Andry Rajoelina and Marc Ravalomanana Explosions and gunfire have been heard in the centre of Madagascar's capital after the army stormed a residence of President Marc Ravalomanana.
Witnesses saw soldiers drive at least one armoured vehicle through the gates of the central Antananarivo residence.
Mr Ravalomanana was in another palace, 15km (nine miles) from the city centre.
It came after opposition leader Andry Rajoelina called for the arrest of the president and won public backing from the armed forces' self-declared head.
The fierce power struggle on the Indian Ocean island has triggered a military mutiny, looting and violent protests that have left at least 100 people dead since January.
'Attempted coup' condemned
The BBC's Jonah Fisher in Antananarivo says round after round could be seen being fired into the night sky as soldiers celebrated the easy capture of the residence.
Col Andre Ndriarijaona, who last week said he had replaced the military chief of staff, also reportedly said they had seized the central bank.
Earlier on Monday, the embattled president again proposed a referendum to resolve the seven-week political crisis.
Mr Ravalomanana, who was re-elected for a second term in office in 2006, has previously said he wants to remain in office until his mandate expires in 2011.
But the opposition leader rejected Mr Ravalomanana's plebiscite plan and called for the security forces to arrest him.
Mr Rajoelina said: "The people are thirsty for change and that's why we won't have a referendum and will put our transitional government in place."
Our correspondent says Mr Rajoelina has wrapped himself in the cloak of democracy, but he wants to replace an elected head of state without going to a ballot.
The African Union condemned this as an "attempted coup d'etat" and called on Madagascar to respect its constitution.
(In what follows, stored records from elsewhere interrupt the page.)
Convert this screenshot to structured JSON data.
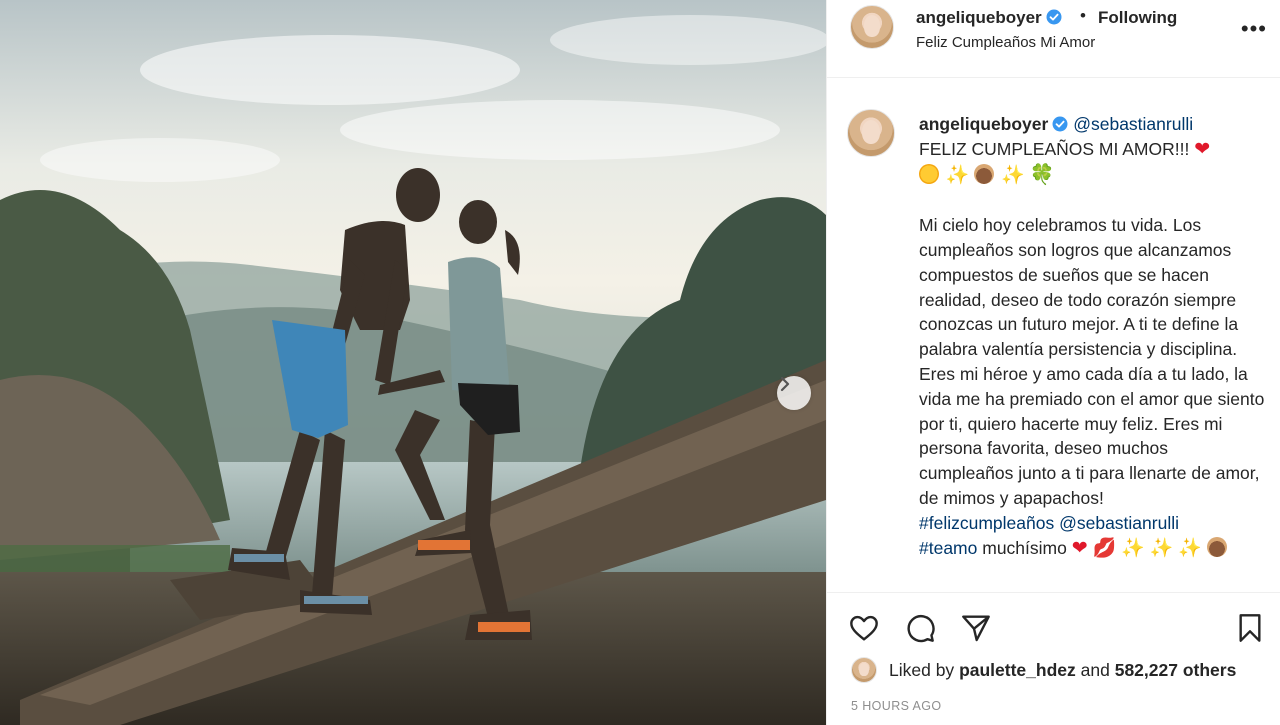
{
  "header": {
    "username": "angeliqueboyer",
    "separator": "•",
    "follow_label": "Following",
    "location": "Feliz Cumpleaños Mi Amor",
    "more_label": "•••"
  },
  "caption": {
    "username": "angeliqueboyer",
    "mention": "@sebastianrulli",
    "headline": "FELIZ CUMPLEAÑOS MI AMOR!!!",
    "body": "Mi cielo hoy celebramos tu vida. Los cumpleaños son logros que alcanzamos compuestos de sueños que se hacen realidad, deseo de todo corazón siempre conozcas un futuro mejor. A ti te define la palabra valentía persistencia y disciplina. Eres mi héroe y amo cada día a tu lado, la vida me ha premiado con el amor que siento por ti, quiero hacerte muy feliz. Eres mi persona favorita, deseo muchos cumpleaños junto a ti para llenarte de amor, de mimos y apapachos!",
    "hashtag1": "#felizcumpleaños",
    "mention2": "@sebastianrulli",
    "hashtag2": "#teamo",
    "trailing": "muchísimo"
  },
  "emojis": {
    "heart": "❤",
    "sparkles": "✨",
    "clover": "🍀",
    "lips": "💋"
  },
  "likes": {
    "prefix": "Liked by",
    "user": "paulette_hdez",
    "middle": "and",
    "count": "582,227 others"
  },
  "timestamp": "5 HOURS AGO",
  "icons": {
    "like": "heart-outline-icon",
    "comment": "speech-bubble-icon",
    "share": "paper-plane-icon",
    "save": "bookmark-icon",
    "next": "chevron-right-icon",
    "verified": "verified-badge-icon"
  },
  "colors": {
    "link": "#00376b",
    "verified": "#3897f0",
    "muted": "#8e8e8e",
    "text": "#262626"
  }
}
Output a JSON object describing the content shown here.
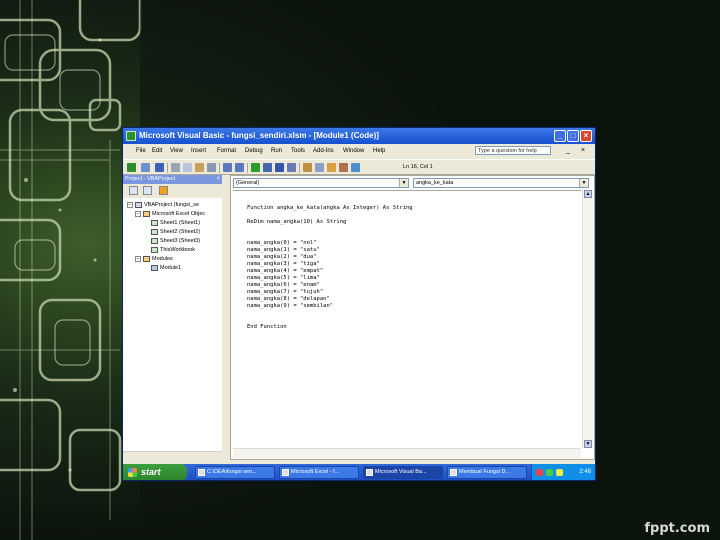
{
  "slide": {
    "footer": "fppt.com"
  },
  "window": {
    "title": "Microsoft Visual Basic - fungsi_sendiri.xlsm - [Module1 (Code)]",
    "controls": [
      "_",
      "□",
      "×"
    ]
  },
  "menu": {
    "items": [
      "File",
      "Edit",
      "View",
      "Insert",
      "Format",
      "Debug",
      "Run",
      "Tools",
      "Add-Ins",
      "Window",
      "Help"
    ],
    "question_box": "Type a question for help",
    "mdi_controls": [
      "_",
      "×"
    ]
  },
  "toolbar": {
    "position": "Ln 16, Col 1"
  },
  "project": {
    "header": "Project - VBAProject",
    "close": "×",
    "tree": [
      {
        "label": "VBAProject (fungsi_se",
        "level": 0,
        "expander": "−"
      },
      {
        "label": "Microsoft Excel Objec",
        "level": 1,
        "expander": "−"
      },
      {
        "label": "Sheet1 (Sheet1)",
        "level": 2,
        "expander": ""
      },
      {
        "label": "Sheet2 (Sheet2)",
        "level": 2,
        "expander": ""
      },
      {
        "label": "Sheet3 (Sheet3)",
        "level": 2,
        "expander": ""
      },
      {
        "label": "ThisWorkbook",
        "level": 2,
        "expander": ""
      },
      {
        "label": "Modules",
        "level": 1,
        "expander": "−"
      },
      {
        "label": "Module1",
        "level": 2,
        "expander": ""
      }
    ]
  },
  "code": {
    "object_combo": "(General)",
    "proc_combo": "angka_ke_kata",
    "lines": [
      "Function angka_ke_kata(angka As Integer) As String",
      "",
      "ReDim nama_angka(10) As String",
      "",
      "nama_angka(0) = \"nol\"",
      "nama_angka(1) = \"satu\"",
      "nama_angka(2) = \"dua\"",
      "nama_angka(3) = \"tiga\"",
      "nama_angka(4) = \"empat\"",
      "nama_angka(5) = \"lima\"",
      "nama_angka(6) = \"enam\"",
      "nama_angka(7) = \"tujuh\"",
      "nama_angka(8) = \"delapan\"",
      "nama_angka(9) = \"sembilan\"",
      "",
      "End Function"
    ]
  },
  "taskbar": {
    "start": "start",
    "tasks": [
      "C:\\DEA\\fungsi sen...",
      "Microsoft Excel - f...",
      "Microsoft Visual Ba...",
      "Membuat Fungsi D..."
    ],
    "clock": "2:46"
  }
}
The opposition leader, a 34-year-old former disc jockey, says the president is a tyrant who misspends public money.
But Mr Ravalomanana's supporters say his rival is a young troublemaker who has not offered any policy alternatives.
The army has traditionally remained neutral during periods of political volatility since independence from France in 1960.
But on Monday, Col Andre Ndriarijaona, who last week said he had replaced the military chief of staff, said the army was virtually all behind the opposition.